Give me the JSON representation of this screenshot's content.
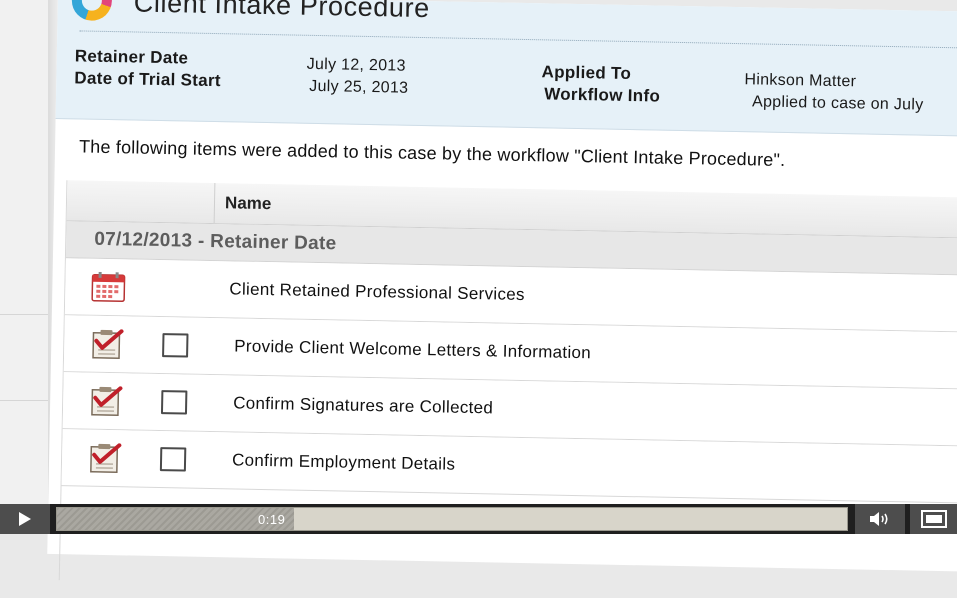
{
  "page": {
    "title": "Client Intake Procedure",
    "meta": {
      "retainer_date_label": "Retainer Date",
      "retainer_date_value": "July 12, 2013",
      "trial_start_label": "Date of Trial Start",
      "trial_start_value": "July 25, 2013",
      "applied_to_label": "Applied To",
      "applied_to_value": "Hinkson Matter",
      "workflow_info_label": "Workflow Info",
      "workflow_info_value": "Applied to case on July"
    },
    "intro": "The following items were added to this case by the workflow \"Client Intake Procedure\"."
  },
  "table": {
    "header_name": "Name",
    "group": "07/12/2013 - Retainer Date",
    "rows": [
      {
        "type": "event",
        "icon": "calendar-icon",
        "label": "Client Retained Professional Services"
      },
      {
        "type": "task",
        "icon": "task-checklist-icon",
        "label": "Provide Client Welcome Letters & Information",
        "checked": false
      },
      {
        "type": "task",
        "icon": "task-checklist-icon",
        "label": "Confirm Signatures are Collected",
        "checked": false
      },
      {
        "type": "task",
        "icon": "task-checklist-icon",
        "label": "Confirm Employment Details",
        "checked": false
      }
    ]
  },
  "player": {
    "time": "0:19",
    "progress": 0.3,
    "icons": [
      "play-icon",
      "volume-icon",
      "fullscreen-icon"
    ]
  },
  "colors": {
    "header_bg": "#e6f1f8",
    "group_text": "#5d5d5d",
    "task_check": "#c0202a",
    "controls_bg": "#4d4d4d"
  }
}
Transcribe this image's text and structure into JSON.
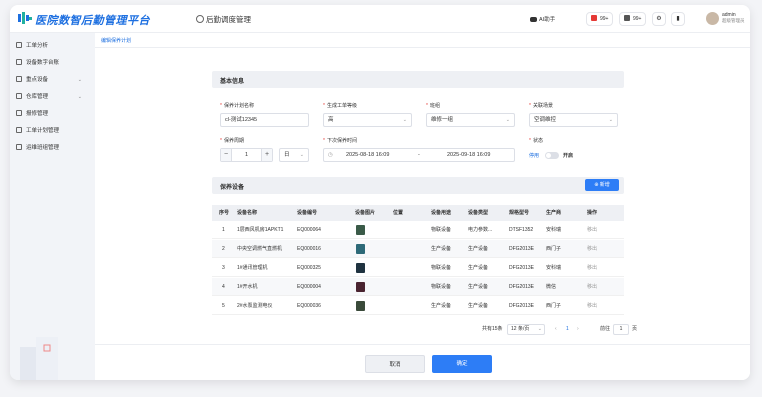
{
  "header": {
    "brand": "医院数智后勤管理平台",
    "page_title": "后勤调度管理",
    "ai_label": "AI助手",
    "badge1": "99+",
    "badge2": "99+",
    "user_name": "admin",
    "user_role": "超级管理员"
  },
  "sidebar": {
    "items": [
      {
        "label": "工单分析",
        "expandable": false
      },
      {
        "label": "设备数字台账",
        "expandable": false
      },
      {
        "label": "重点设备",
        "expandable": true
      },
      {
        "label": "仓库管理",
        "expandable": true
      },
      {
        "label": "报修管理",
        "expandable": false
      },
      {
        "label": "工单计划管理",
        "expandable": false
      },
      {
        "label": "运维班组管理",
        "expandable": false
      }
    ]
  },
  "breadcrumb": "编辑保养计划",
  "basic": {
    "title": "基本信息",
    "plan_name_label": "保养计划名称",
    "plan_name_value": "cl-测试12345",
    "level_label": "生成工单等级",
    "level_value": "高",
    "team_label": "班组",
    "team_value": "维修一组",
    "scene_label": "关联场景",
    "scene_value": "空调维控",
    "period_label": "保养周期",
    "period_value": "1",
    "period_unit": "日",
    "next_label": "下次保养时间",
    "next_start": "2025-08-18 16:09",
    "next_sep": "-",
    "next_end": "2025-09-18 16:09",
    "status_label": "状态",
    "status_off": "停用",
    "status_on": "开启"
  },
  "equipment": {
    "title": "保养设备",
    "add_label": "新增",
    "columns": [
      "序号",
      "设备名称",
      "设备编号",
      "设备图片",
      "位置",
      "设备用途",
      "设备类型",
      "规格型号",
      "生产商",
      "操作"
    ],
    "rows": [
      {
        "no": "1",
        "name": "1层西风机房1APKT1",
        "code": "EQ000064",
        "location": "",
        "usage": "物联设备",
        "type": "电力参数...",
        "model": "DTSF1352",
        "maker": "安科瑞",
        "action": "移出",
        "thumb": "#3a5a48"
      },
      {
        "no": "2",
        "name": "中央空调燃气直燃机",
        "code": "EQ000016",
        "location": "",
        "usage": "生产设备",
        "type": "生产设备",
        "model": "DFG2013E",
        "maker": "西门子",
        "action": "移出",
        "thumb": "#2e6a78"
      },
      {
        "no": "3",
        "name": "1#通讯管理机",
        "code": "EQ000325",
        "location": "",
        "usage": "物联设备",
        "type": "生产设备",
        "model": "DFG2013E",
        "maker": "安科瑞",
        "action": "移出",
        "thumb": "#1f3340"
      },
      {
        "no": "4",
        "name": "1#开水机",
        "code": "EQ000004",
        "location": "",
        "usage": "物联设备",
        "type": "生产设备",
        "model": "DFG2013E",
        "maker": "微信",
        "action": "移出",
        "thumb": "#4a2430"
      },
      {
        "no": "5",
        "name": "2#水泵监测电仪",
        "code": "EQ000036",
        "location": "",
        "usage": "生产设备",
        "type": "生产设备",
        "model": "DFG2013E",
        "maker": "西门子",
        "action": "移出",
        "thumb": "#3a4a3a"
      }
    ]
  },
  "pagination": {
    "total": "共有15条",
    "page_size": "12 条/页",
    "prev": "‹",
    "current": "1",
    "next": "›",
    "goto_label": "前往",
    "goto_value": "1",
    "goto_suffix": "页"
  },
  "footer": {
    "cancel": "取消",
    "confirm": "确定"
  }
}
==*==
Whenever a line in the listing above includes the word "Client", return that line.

    "title": "Client Intake Procedure",
    "intro": "The following items were added to this case by the workflow \"Client Intake Procedure\"."
        "label": "Client Retained Professional Services"
        "label": "Provide Client Welcome Letters & Information",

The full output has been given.